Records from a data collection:
.....

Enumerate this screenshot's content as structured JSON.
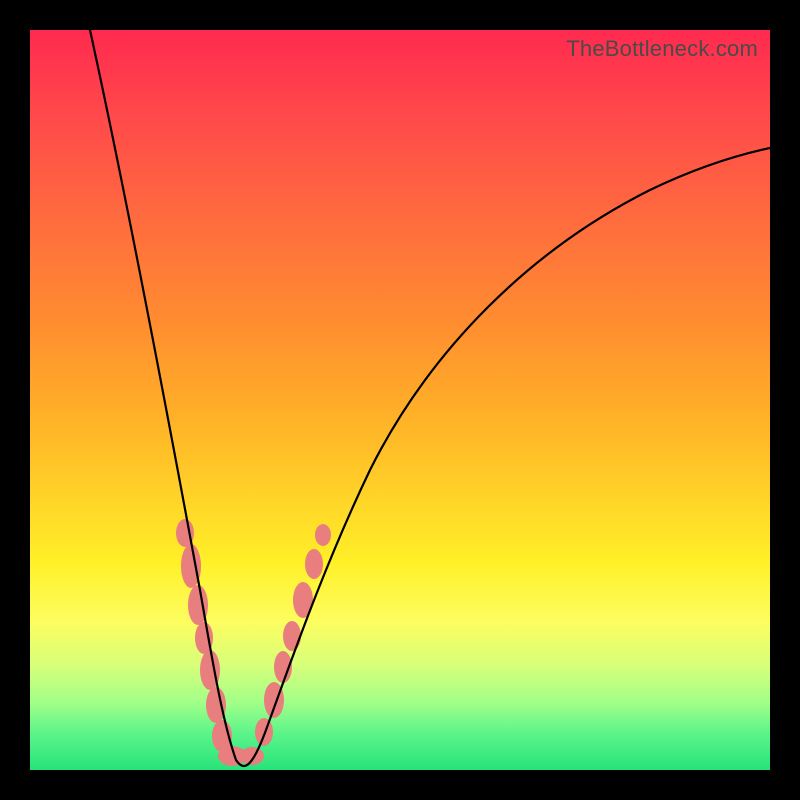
{
  "watermark": "TheBottleneck.com",
  "colors": {
    "frame_border": "#000000",
    "curve": "#000000",
    "blob": "#e97e7e"
  },
  "chart_data": {
    "type": "line",
    "title": "",
    "xlabel": "",
    "ylabel": "",
    "xlim": [
      0,
      100
    ],
    "ylim": [
      0,
      100
    ],
    "minimum_x": 25,
    "annotations": "pink markers clustered near valley on both branches",
    "series": [
      {
        "name": "bottleneck-curve",
        "x": [
          5,
          8,
          11,
          14,
          16,
          18,
          20,
          22,
          23,
          24,
          25,
          26,
          28,
          30,
          33,
          37,
          42,
          48,
          55,
          63,
          72,
          82,
          92,
          100
        ],
        "y": [
          100,
          88,
          75,
          62,
          52,
          42,
          32,
          20,
          12,
          5,
          0,
          4,
          12,
          23,
          35,
          46,
          56,
          64,
          70,
          75,
          79,
          82,
          84,
          85
        ]
      }
    ],
    "markers": [
      {
        "branch": "left",
        "x": 20.5,
        "y": 30
      },
      {
        "branch": "left",
        "x": 21.2,
        "y": 25
      },
      {
        "branch": "left",
        "x": 21.8,
        "y": 21
      },
      {
        "branch": "left",
        "x": 22.4,
        "y": 17
      },
      {
        "branch": "left",
        "x": 23.0,
        "y": 13
      },
      {
        "branch": "left",
        "x": 23.6,
        "y": 9
      },
      {
        "branch": "left",
        "x": 24.2,
        "y": 5
      },
      {
        "branch": "valley",
        "x": 25.0,
        "y": 0
      },
      {
        "branch": "valley",
        "x": 25.8,
        "y": 2
      },
      {
        "branch": "right",
        "x": 26.8,
        "y": 6
      },
      {
        "branch": "right",
        "x": 27.8,
        "y": 11
      },
      {
        "branch": "right",
        "x": 28.8,
        "y": 17
      },
      {
        "branch": "right",
        "x": 29.8,
        "y": 22
      },
      {
        "branch": "right",
        "x": 31.0,
        "y": 28
      },
      {
        "branch": "right",
        "x": 32.2,
        "y": 33
      }
    ]
  }
}
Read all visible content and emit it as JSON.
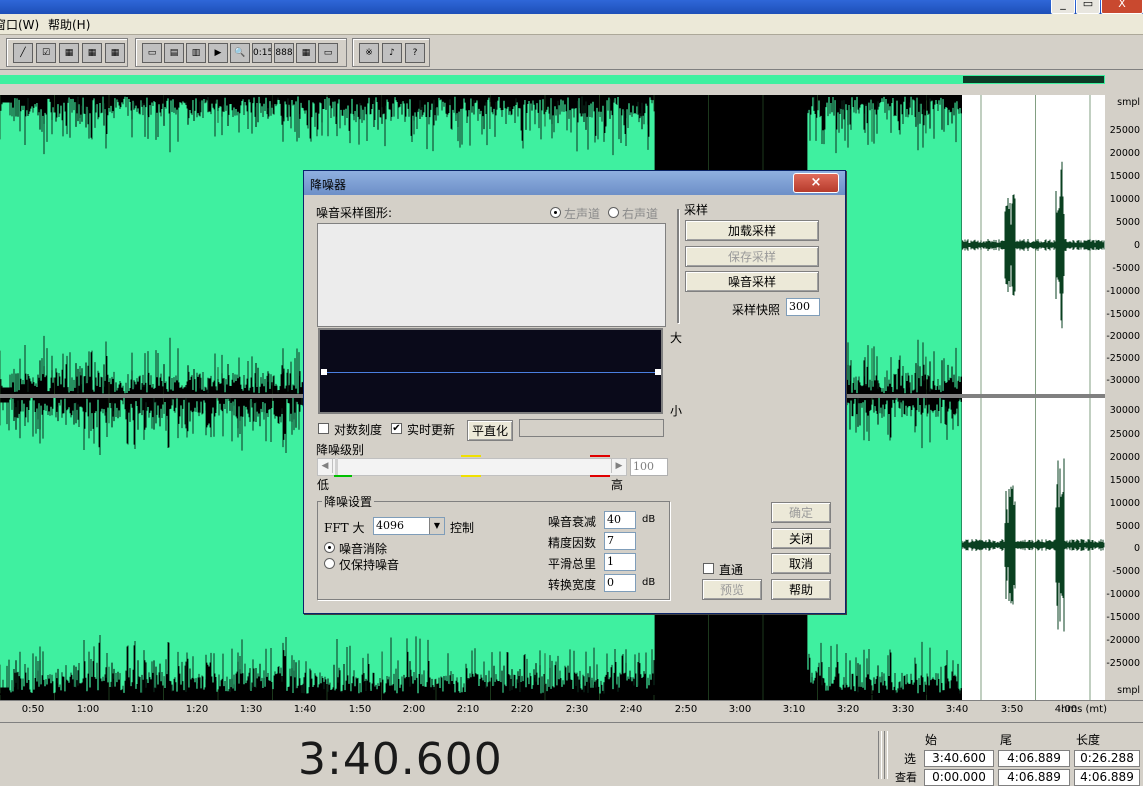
{
  "window": {
    "minimize": "_",
    "restore": "▭",
    "close": "X"
  },
  "menu": [
    {
      "label": "窗口(W)"
    },
    {
      "label": "帮助(H)"
    }
  ],
  "toolbar": {
    "group1": [
      "╱",
      "☑",
      "▦",
      "▦",
      "▦"
    ],
    "group2": [
      "▭",
      "▤",
      "▥",
      "▶",
      "🔍",
      "0:15",
      "888",
      "▦",
      "▭"
    ],
    "group3": [
      "※",
      "♪",
      "?"
    ]
  },
  "ruler_labels_top": [
    "smpl",
    "25000",
    "20000",
    "15000",
    "10000",
    "5000",
    "0",
    "-5000",
    "-10000",
    "-15000",
    "-20000",
    "-25000",
    "-30000"
  ],
  "ruler_labels_bottom": [
    "30000",
    "25000",
    "20000",
    "15000",
    "10000",
    "5000",
    "0",
    "-5000",
    "-10000",
    "-15000",
    "-20000",
    "-25000",
    "smpl"
  ],
  "time_labels": [
    "0:50",
    "1:00",
    "1:10",
    "1:20",
    "1:30",
    "1:40",
    "1:50",
    "2:00",
    "2:10",
    "2:20",
    "2:30",
    "2:40",
    "2:50",
    "3:00",
    "3:10",
    "3:20",
    "3:30",
    "3:40",
    "3:50",
    "4:00",
    "hms (mt)"
  ],
  "status": {
    "big_time": "3:40.600",
    "headers": {
      "start": "始",
      "end": "尾",
      "length": "长度"
    },
    "rows": [
      {
        "label": "选",
        "start": "3:40.600",
        "end": "4:06.889",
        "length": "0:26.288"
      },
      {
        "label": "查看",
        "start": "0:00.000",
        "end": "4:06.889",
        "length": "4:06.889"
      }
    ]
  },
  "dialog": {
    "title": "降噪器",
    "close": "×",
    "noise_profile_label": "噪音采样图形:",
    "left_channel": "左声道",
    "right_channel": "右声道",
    "graph_high": "大",
    "graph_low": "小",
    "log_scale": "对数刻度",
    "live_update": "实时更新",
    "flatten": "平直化",
    "reduction_level": "降噪级别",
    "level_low": "低",
    "level_high": "高",
    "level_value": "100",
    "sampling_group": "采样",
    "load_profile": "加载采样",
    "save_profile": "保存采样",
    "get_profile": "噪音采样",
    "snapshots_label": "采样快照",
    "snapshots_value": "300",
    "settings_group": "降噪设置",
    "fft_label": "FFT 大",
    "fft_value": "4096",
    "control_label": "控制",
    "remove_noise": "噪音消除",
    "keep_noise": "仅保持噪音",
    "attenuation_label": "噪音衰减",
    "attenuation_value": "40",
    "attenuation_unit": "dB",
    "precision_label": "精度因数",
    "precision_value": "7",
    "smoothing_label": "平滑总里",
    "smoothing_value": "1",
    "transition_label": "转换宽度",
    "transition_value": "0",
    "transition_unit": "dB",
    "bypass": "直通",
    "preview": "预览",
    "ok": "确定",
    "close_btn": "关闭",
    "cancel": "取消",
    "help": "帮助"
  },
  "colors": {
    "waveform": "#3ff0a0",
    "selection": "#ffffff",
    "graph_bg": "#0a0a1a",
    "graph_line": "#4a7fe0"
  }
}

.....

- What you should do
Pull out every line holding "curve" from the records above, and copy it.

- Answer space
    "curve": "#000000",
        "name": "bottleneck-curve",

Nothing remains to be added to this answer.